> **TO DO**:
Return all the lines below in which the string "deadline" appears.

SOURCE DATA Start Marker

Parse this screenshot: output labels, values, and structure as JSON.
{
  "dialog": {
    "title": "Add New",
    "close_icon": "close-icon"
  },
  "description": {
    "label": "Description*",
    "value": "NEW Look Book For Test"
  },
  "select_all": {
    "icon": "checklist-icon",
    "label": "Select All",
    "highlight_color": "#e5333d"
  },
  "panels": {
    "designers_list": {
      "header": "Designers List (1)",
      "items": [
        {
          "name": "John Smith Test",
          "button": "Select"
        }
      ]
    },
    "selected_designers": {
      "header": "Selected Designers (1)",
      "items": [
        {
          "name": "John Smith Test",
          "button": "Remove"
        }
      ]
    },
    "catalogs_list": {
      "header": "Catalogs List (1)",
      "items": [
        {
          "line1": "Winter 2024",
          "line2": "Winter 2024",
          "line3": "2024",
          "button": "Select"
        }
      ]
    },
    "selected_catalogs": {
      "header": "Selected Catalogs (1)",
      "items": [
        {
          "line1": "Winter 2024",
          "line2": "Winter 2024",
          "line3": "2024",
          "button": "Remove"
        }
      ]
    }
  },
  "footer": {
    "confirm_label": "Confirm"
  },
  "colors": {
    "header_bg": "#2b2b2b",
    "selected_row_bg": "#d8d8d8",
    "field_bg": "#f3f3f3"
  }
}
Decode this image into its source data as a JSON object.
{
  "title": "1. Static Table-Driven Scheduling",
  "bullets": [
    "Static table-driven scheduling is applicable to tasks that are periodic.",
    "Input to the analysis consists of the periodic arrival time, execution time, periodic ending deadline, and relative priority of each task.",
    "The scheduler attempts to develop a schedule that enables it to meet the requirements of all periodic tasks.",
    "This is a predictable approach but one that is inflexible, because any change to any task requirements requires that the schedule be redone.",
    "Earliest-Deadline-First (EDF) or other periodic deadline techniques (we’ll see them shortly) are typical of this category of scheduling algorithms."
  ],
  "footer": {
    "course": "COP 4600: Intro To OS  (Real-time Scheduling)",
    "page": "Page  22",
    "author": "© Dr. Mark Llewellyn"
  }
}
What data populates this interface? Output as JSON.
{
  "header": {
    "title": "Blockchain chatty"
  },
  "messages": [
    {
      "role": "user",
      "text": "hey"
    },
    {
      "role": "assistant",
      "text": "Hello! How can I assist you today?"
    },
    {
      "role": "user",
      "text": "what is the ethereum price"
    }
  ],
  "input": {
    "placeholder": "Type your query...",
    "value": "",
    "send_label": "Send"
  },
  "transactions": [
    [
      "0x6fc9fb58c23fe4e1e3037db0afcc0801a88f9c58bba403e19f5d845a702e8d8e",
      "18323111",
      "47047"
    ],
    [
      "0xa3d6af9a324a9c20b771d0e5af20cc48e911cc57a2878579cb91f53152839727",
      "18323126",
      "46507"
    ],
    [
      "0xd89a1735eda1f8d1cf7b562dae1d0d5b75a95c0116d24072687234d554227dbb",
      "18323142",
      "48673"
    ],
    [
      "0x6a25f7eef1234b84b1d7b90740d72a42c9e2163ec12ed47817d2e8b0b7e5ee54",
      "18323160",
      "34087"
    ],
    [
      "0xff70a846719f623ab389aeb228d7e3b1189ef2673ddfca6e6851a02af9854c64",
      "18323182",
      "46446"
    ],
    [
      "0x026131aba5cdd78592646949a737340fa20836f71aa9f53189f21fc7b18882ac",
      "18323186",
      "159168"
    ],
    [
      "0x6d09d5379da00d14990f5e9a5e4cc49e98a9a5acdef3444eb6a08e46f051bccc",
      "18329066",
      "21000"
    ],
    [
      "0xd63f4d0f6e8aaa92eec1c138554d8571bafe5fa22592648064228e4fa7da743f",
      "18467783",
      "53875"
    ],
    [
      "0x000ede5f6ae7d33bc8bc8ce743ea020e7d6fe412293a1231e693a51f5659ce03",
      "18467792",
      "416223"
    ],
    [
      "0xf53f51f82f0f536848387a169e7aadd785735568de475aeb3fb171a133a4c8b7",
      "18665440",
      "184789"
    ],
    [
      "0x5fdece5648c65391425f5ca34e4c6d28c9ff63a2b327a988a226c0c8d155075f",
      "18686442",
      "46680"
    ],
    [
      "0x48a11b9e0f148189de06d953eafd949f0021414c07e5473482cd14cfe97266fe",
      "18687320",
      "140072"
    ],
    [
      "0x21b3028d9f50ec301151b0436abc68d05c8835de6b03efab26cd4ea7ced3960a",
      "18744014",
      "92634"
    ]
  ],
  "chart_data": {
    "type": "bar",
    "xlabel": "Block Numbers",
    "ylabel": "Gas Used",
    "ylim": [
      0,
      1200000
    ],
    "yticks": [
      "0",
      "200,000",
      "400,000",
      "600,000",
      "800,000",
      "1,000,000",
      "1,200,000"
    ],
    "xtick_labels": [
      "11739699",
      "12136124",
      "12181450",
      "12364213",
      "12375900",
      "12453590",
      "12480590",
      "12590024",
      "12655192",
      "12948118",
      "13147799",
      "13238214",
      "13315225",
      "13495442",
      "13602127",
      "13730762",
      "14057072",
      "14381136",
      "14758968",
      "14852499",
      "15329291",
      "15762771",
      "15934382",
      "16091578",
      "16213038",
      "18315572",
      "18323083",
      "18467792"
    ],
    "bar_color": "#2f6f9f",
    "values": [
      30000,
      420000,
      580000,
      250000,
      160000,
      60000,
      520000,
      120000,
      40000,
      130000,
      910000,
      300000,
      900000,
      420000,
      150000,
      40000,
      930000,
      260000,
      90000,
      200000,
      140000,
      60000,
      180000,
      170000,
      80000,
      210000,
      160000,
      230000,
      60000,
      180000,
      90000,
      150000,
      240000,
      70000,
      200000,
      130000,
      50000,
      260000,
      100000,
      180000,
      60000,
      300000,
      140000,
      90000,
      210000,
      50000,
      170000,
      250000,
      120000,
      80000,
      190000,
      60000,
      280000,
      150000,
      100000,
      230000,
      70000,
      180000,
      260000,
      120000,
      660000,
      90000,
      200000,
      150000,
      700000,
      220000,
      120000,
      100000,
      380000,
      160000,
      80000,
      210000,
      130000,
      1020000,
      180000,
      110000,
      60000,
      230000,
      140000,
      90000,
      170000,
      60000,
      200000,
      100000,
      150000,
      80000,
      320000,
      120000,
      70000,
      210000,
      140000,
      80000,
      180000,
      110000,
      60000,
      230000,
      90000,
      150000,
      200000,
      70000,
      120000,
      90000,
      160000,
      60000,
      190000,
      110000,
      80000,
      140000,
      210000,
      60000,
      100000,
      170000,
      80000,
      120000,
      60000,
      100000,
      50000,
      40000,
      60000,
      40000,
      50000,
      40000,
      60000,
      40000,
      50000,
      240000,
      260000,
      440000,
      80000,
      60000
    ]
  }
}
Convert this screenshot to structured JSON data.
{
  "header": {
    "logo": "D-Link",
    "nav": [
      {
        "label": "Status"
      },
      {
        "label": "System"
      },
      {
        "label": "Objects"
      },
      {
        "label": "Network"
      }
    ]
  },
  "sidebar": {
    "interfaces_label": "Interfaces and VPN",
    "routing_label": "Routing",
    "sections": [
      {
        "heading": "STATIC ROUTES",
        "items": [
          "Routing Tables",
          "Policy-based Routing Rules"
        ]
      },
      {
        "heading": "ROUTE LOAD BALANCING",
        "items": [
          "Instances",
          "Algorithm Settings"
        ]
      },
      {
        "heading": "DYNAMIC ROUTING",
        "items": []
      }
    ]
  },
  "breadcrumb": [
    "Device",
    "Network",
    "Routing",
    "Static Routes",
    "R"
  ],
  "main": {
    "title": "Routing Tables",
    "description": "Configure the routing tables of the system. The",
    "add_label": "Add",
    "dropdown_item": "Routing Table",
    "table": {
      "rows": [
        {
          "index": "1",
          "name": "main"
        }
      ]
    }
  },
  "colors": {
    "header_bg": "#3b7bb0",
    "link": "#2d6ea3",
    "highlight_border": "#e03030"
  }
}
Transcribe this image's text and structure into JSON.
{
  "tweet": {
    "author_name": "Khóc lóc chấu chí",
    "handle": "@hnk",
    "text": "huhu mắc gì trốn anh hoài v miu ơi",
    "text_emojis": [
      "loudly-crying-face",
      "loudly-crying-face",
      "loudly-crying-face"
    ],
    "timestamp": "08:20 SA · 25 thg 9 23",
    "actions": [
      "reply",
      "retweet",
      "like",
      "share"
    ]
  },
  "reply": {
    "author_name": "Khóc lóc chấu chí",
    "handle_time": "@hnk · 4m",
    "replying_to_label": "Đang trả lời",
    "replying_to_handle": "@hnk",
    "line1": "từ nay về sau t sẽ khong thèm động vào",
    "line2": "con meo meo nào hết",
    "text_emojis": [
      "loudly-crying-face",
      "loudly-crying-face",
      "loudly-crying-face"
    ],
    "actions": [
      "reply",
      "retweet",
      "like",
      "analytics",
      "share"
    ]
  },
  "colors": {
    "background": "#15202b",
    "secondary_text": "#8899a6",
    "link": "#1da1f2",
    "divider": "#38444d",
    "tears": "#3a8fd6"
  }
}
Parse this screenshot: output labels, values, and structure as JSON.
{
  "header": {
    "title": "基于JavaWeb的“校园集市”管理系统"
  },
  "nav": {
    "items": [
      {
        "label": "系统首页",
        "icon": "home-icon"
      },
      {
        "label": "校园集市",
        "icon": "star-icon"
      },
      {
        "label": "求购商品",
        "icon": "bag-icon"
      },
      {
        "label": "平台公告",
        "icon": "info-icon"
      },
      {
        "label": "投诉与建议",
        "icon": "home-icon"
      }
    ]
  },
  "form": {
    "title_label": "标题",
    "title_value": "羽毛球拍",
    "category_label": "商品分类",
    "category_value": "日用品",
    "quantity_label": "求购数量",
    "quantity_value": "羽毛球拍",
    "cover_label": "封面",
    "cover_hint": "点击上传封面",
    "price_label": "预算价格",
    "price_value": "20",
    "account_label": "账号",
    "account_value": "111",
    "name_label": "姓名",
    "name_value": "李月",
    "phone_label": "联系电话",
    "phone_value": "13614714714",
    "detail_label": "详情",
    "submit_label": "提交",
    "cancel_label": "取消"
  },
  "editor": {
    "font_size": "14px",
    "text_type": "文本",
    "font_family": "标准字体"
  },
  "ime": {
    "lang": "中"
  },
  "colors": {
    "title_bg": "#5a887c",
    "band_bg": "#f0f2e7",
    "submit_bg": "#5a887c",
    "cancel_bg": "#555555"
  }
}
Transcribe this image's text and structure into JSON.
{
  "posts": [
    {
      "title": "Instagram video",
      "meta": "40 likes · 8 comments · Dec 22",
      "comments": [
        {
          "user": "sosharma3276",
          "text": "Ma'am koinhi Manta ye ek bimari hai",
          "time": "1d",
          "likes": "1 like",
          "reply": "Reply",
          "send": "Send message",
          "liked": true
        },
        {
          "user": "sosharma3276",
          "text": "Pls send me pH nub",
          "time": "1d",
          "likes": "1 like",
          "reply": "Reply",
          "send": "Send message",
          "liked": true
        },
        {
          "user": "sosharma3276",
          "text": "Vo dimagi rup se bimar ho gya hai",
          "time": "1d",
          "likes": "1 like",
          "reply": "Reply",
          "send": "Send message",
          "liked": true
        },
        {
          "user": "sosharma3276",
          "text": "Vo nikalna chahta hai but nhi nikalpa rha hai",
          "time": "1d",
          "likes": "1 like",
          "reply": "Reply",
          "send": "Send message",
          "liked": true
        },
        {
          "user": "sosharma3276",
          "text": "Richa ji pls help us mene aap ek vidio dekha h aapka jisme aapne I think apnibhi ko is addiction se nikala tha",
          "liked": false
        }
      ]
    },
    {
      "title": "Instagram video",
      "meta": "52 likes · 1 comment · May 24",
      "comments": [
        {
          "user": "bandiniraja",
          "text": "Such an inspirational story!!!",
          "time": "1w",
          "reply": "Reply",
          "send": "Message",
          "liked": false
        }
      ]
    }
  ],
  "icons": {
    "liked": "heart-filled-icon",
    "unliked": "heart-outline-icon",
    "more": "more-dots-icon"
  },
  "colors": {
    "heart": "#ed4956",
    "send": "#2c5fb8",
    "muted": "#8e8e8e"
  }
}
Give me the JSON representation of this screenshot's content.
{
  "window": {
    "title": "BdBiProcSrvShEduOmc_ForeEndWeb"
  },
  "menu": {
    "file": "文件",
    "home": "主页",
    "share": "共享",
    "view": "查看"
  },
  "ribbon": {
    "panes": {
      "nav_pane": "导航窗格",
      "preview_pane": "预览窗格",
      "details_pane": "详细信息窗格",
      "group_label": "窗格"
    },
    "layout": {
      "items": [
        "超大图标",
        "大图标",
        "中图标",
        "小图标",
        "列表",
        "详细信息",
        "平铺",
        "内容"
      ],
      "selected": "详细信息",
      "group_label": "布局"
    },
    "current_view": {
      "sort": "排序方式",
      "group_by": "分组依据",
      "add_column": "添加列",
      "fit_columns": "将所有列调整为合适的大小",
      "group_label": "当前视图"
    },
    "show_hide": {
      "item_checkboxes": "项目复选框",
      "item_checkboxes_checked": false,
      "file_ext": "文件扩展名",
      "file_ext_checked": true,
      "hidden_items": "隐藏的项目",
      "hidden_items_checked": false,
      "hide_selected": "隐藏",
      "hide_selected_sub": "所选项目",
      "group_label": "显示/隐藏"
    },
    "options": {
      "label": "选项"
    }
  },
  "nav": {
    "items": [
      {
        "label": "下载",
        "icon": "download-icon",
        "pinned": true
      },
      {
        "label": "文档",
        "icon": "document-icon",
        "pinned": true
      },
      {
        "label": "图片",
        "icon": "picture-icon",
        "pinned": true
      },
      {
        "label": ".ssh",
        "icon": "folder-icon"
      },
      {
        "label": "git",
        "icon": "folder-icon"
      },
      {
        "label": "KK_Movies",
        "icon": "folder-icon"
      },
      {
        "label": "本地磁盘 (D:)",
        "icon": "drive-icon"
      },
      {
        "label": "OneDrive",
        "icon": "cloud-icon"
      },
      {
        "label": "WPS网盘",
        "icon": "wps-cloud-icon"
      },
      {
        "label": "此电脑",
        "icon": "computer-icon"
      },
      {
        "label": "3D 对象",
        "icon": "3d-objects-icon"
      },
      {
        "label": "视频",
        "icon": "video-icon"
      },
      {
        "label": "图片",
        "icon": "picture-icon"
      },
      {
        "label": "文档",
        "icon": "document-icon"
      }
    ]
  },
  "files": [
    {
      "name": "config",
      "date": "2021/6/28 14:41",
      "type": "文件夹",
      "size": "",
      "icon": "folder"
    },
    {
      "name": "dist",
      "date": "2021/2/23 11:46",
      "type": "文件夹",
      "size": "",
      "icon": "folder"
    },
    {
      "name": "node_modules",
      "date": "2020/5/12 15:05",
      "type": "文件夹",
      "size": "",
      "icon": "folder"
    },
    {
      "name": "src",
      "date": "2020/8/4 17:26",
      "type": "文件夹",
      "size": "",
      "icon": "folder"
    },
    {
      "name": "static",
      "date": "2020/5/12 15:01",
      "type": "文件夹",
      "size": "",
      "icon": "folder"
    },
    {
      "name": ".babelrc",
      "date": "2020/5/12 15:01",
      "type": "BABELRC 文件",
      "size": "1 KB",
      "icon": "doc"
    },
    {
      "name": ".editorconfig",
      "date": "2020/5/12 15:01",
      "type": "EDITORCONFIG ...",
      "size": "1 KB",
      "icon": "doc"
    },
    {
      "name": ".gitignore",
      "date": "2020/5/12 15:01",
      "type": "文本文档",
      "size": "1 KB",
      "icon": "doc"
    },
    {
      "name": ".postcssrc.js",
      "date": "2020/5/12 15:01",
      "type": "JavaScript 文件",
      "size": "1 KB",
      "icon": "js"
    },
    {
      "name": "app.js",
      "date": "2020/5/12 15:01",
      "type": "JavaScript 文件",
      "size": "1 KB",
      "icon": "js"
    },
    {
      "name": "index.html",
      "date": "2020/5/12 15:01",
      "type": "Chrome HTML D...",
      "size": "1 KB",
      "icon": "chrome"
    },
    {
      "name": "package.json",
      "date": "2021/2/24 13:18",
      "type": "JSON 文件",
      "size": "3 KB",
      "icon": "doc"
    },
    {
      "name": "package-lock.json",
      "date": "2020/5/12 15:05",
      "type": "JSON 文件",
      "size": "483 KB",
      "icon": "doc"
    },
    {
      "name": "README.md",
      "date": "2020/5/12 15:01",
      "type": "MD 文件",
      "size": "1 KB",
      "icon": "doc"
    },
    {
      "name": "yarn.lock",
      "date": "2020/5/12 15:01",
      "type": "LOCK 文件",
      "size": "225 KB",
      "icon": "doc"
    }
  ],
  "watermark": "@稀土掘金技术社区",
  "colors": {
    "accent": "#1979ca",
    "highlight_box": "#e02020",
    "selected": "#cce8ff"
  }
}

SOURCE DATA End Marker

> **EXERCISE OUTPUT**:
    "Input to the analysis consists of the periodic arrival time, execution time, periodic ending deadline, and relative priority of each task.",
    "Earliest-Deadline-First (EDF) or other periodic deadline techniques (we’ll see them shortly) are typical of this category of scheduling algorithms."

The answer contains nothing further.